───── THE INPUT ─────
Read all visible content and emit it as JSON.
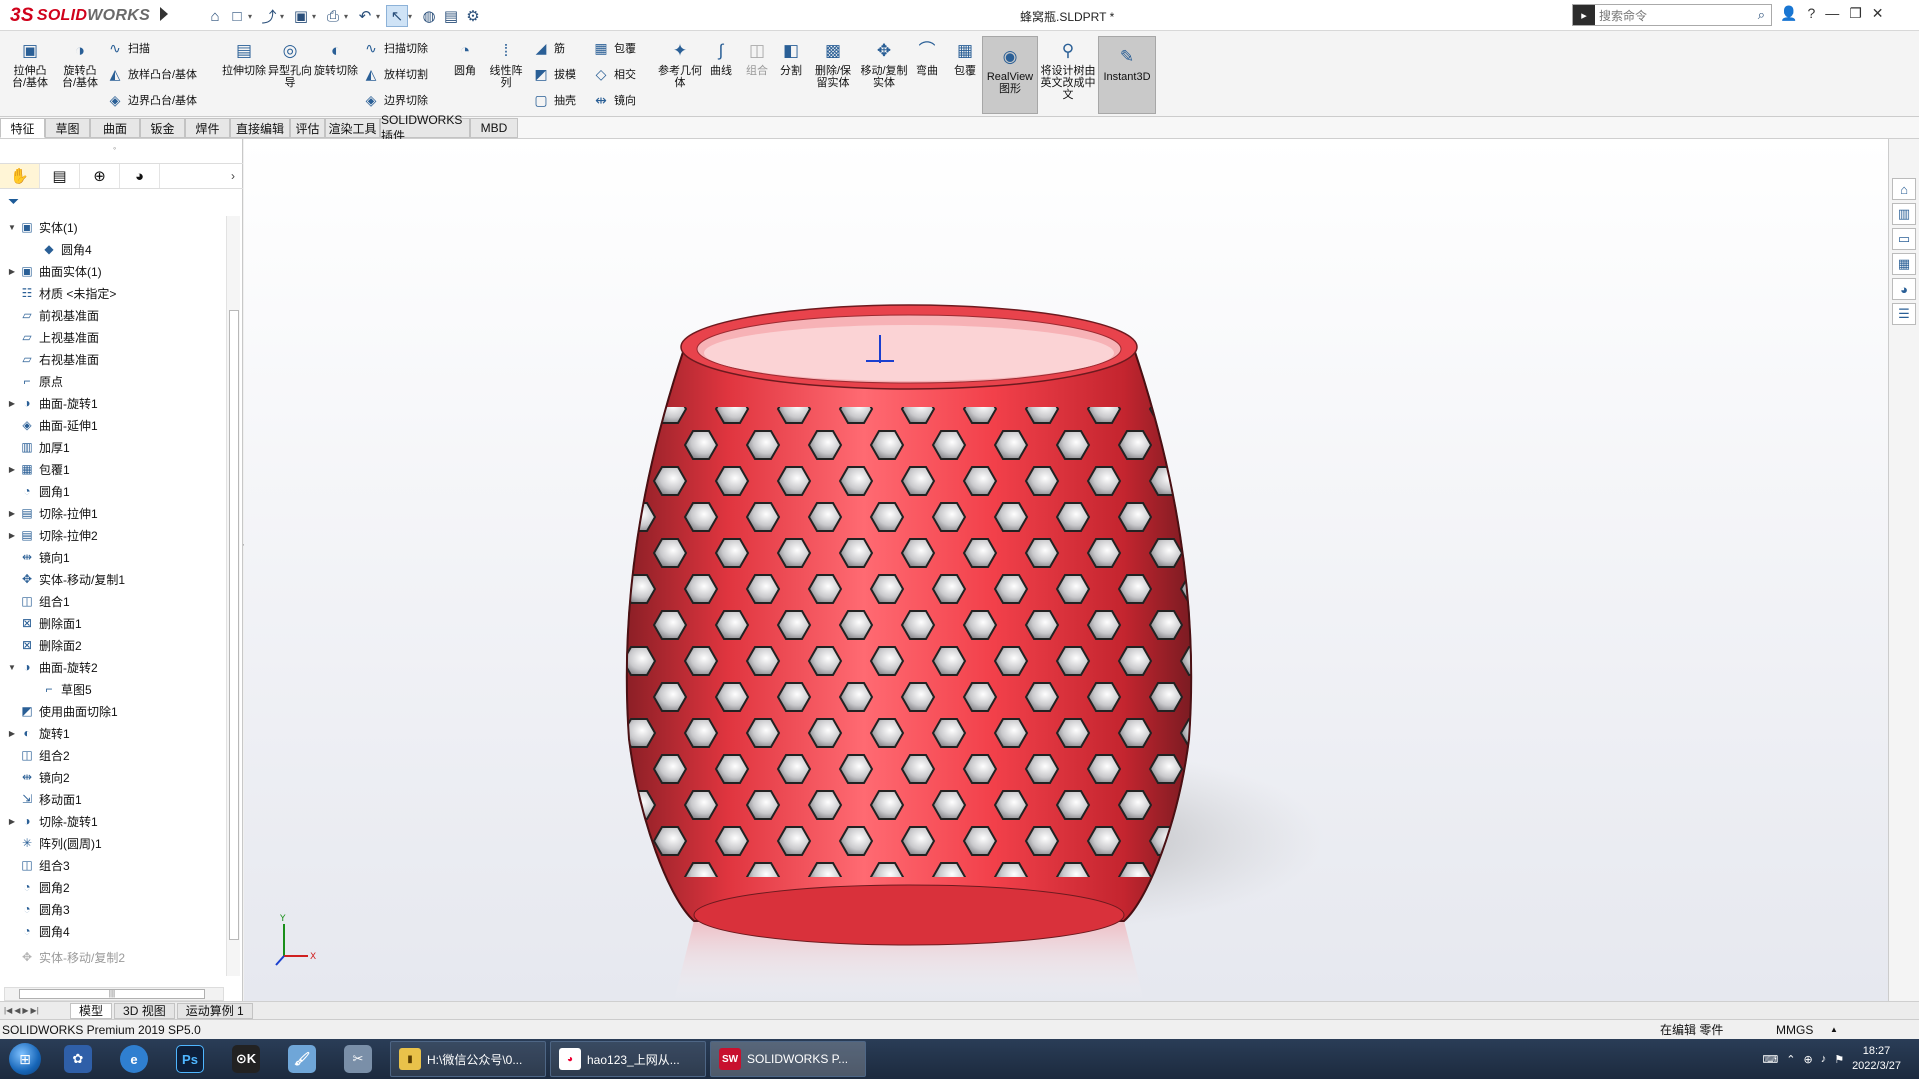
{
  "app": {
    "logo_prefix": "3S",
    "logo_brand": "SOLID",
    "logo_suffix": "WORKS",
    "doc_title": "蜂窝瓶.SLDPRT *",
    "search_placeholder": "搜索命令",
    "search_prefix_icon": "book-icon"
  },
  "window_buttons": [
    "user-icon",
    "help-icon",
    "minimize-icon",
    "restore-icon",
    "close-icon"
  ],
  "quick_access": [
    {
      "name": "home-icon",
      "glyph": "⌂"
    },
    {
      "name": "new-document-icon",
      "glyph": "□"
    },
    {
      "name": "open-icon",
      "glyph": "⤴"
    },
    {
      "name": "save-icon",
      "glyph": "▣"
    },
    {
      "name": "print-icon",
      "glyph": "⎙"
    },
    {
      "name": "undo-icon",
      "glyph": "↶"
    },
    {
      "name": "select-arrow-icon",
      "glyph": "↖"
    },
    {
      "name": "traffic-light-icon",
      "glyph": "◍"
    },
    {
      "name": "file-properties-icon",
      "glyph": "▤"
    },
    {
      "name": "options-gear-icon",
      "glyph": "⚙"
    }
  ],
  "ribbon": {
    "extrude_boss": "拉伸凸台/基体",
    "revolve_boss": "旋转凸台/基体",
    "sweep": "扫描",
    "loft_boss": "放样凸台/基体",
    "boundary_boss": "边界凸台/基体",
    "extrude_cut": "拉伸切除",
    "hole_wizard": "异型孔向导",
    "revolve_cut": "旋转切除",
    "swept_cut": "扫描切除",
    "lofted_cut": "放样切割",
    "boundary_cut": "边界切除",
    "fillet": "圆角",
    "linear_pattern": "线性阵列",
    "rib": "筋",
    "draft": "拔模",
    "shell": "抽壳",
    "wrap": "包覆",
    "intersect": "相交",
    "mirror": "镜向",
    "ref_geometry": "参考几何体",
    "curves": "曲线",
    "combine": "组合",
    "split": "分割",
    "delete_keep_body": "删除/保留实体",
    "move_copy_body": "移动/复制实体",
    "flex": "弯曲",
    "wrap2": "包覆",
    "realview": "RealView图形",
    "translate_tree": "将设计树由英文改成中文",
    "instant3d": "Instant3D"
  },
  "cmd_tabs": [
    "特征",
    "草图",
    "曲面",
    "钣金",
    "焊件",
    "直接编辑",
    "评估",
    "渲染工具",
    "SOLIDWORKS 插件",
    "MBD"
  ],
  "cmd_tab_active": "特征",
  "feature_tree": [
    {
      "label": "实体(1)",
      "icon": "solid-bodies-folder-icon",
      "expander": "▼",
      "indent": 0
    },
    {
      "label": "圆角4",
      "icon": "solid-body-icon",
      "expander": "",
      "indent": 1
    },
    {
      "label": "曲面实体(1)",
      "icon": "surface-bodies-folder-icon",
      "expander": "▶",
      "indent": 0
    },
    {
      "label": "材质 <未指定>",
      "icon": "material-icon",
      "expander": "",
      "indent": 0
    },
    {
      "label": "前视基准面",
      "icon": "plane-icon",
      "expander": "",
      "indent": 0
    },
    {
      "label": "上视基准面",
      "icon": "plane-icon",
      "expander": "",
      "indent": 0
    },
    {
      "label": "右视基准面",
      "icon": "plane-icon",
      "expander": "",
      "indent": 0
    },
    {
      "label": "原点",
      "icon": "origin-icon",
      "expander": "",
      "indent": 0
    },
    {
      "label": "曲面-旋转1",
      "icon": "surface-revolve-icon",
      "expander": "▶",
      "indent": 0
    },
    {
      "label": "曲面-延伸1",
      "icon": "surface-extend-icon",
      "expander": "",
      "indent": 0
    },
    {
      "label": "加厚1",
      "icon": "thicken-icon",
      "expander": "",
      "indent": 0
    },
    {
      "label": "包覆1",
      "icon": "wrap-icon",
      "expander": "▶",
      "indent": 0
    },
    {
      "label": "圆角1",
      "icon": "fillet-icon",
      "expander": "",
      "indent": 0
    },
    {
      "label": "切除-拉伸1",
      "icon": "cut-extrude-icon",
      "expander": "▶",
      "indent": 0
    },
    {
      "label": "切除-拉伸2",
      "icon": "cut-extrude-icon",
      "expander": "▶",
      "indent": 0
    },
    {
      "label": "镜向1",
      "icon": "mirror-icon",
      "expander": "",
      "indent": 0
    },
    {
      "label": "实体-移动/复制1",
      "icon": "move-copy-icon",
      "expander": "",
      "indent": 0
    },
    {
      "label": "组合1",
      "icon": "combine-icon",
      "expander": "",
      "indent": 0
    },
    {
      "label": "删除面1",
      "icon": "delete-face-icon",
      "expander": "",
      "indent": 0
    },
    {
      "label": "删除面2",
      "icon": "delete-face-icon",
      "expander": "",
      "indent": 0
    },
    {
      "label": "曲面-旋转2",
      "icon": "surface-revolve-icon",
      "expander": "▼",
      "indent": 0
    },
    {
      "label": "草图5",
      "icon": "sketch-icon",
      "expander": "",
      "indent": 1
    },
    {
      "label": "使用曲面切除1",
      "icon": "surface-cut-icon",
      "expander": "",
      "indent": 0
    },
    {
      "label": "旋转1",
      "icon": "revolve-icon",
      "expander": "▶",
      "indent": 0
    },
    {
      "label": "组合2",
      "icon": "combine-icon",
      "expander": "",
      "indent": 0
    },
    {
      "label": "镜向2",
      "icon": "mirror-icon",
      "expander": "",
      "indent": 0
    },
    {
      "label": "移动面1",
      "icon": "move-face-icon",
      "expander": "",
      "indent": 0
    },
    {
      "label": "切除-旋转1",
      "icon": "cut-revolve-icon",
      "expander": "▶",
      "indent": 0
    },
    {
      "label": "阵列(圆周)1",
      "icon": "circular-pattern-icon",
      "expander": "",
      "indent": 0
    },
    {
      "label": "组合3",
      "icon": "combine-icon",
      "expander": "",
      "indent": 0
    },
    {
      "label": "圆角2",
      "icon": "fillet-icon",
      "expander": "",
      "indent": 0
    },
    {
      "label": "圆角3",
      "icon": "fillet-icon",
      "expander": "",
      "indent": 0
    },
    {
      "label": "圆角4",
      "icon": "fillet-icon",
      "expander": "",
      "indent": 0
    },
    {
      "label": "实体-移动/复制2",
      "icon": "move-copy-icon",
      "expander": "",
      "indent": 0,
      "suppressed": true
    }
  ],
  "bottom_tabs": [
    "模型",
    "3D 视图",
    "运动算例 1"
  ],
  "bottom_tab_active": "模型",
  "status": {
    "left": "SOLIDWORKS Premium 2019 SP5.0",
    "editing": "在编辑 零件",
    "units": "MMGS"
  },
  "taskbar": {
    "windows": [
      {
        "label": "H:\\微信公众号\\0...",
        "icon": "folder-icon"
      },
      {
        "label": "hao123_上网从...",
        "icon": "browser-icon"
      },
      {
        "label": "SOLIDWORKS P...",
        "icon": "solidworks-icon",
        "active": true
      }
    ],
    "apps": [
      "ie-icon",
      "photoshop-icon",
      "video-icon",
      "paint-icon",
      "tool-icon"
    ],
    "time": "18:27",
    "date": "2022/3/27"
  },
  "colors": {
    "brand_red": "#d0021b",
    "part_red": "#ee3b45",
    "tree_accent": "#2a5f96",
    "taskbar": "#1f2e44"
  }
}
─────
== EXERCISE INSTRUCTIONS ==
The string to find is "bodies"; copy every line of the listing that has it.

== ANSWER AREA ==
      "icon": "solid-bodies-folder-icon",
      "icon": "surface-bodies-folder-icon",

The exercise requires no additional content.